Many organizations think that the product is what determines how much they can raise, but experience tells a different story. Promotion, not product has the greatest impact on how much an organization can raise. Our company works with many similar organizations fundraising with similar or identical products but the groups that raise the MOST money are consistently doing many of the following:
1. Focus on the goal. If, for example, it’s playground equipment, make it clear in all your communications that what you are trying to achieve is better playground equipment for your membership. Make displays, posters, bring in photographs of the equipment you wish to purchase, etc. The same applies to other items you may want to purchase. If it is transportation, equipment or an event, create a visual image of the goal and make sure everyone sees it and hears about it.
2. Recognize individuals for their involvement. Approach your project with the goal of 100% of your members taking part in the activity. Everyone can sell 1 item or bring in 1 donation, no matter how small. Reward participants appropriately for their level of participation but make sure you reward ALL those that participate. Make it FUN!
3. Recognize teams within your organization. Classes, grade levels, teams all share common needs and should be recognized. Competition can become infectious and exciting so making a game or contest between teams can really push results high. Make it FUN!
4. Get feedback and use the information proactively. If you have a fixed amount of time of your fundraising drive, it is crucial that you be able to track the success (or lack of) throughout your project. Use something as simple as a show of hands in each classroom of those that have taken orders and recording that number on a thermometer chart daily. Stress that the goal is 100% participation and ask for members to share how they have been able to achieve success so far. Encourage others to become involved. There are many other ways to monitor and measure but one thing is certain…if you don’t know where you are you aren’t likely to get where you want to be!
5. Ask for what you want. A recent survey of parents conducted by the fundraising industry association found that the number one reason given for why they didn’t participate was “I wasn’t asked!”. Over 80% of parents responded that they would like to support their school fundraiser but industry averages of participation are often below 50%. If you want to move your participation up, then a simple way of doing so is to make a personal request of EVERY family. Set up a committee to make phone calls at the beginning of the project asking each family to participate. After your orders begin to come in, make another call to those that haven’t turned in orders offering to extend the project a day or two so that you can reach your goal of 100% participation and remind them of the reason you are holding a fundraiser.
6. Finally, don’t forget to THANK everyone for participating in your efforts.
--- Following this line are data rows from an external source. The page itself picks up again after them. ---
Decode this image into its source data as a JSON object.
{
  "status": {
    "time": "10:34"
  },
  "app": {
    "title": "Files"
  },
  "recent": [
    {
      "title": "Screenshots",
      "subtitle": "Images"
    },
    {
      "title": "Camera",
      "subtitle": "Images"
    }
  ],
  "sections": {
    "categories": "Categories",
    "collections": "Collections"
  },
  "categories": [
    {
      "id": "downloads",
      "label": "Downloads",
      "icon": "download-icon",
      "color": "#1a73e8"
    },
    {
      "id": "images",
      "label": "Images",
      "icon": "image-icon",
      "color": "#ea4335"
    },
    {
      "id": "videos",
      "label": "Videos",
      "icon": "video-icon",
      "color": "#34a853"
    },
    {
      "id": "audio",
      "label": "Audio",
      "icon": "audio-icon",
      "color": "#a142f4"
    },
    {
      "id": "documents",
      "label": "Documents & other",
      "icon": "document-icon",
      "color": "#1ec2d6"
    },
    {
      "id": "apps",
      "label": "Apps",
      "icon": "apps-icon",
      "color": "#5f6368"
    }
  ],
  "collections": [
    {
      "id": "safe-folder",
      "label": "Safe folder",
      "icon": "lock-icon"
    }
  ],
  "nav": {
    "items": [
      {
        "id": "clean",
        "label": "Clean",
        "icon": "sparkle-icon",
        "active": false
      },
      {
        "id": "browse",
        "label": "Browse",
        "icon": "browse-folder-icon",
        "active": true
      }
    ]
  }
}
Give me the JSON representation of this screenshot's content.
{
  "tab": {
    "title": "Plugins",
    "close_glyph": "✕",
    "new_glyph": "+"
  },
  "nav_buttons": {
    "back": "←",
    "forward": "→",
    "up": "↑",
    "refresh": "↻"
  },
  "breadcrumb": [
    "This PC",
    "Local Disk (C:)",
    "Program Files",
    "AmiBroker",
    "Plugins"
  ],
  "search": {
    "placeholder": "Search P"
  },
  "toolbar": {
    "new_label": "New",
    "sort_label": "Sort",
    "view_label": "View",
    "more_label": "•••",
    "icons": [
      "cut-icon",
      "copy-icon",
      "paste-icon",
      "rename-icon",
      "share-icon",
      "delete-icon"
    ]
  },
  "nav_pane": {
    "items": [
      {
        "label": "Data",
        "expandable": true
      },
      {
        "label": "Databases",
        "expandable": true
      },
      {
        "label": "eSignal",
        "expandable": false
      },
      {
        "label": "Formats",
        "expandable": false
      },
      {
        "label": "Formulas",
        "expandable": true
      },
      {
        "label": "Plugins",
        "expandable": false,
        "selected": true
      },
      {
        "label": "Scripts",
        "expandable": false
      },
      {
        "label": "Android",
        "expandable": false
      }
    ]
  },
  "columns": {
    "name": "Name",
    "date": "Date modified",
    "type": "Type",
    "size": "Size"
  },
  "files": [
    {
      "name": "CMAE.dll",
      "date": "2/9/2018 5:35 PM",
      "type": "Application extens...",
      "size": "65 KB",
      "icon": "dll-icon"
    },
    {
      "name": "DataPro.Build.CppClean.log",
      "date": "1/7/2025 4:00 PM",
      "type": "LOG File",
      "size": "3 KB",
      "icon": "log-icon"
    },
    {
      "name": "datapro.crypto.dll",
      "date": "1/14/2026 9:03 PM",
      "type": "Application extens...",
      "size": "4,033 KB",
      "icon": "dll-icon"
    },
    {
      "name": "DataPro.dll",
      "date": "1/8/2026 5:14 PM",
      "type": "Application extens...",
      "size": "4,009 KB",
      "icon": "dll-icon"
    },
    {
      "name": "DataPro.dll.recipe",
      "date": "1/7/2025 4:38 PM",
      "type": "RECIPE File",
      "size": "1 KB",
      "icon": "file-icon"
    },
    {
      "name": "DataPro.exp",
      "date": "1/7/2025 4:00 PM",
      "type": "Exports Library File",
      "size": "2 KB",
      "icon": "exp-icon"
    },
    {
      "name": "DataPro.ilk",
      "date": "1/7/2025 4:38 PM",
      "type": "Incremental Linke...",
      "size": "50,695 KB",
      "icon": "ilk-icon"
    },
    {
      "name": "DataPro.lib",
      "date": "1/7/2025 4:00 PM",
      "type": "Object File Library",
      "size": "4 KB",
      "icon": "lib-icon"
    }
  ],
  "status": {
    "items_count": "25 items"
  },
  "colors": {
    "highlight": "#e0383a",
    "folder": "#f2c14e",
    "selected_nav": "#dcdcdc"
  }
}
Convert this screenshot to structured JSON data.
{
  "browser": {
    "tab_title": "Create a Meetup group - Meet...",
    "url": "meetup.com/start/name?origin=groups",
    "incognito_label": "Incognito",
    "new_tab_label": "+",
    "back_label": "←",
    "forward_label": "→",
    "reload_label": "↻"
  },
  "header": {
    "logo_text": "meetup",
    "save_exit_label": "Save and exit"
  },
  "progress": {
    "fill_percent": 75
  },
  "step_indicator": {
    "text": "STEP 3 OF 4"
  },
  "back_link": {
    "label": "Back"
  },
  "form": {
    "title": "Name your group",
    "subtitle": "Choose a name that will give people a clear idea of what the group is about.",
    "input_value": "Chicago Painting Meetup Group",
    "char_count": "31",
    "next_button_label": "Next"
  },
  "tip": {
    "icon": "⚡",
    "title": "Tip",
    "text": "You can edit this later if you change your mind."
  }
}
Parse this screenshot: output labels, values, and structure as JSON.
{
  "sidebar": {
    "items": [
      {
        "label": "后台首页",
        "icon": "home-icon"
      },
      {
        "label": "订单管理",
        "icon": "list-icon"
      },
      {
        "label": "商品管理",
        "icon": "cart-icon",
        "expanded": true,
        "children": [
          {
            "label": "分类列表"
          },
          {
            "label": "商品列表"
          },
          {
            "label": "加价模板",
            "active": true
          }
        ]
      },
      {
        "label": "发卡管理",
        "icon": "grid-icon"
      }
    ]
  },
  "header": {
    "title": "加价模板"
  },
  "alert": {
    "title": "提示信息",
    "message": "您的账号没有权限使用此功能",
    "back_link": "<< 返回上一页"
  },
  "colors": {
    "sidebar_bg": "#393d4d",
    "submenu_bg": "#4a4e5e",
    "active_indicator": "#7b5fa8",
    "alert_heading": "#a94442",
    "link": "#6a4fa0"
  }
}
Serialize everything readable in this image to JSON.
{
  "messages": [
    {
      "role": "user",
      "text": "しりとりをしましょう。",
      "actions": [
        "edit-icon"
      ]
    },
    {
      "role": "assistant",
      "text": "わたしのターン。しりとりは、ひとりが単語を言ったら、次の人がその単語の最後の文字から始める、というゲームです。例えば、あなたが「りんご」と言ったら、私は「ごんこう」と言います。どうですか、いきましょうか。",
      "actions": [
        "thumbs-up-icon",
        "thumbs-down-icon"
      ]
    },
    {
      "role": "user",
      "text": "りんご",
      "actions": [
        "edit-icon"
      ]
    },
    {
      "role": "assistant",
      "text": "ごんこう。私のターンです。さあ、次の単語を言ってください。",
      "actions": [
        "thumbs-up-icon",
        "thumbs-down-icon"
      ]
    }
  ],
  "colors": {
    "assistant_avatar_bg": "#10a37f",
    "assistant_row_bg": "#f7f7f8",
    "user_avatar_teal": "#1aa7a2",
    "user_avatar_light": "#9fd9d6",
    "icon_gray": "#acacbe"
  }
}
Summarize your project and send thank you notes. Publicly recognize exceptional efforts. Show pictures of the things you are able to purchase or provide with your funds.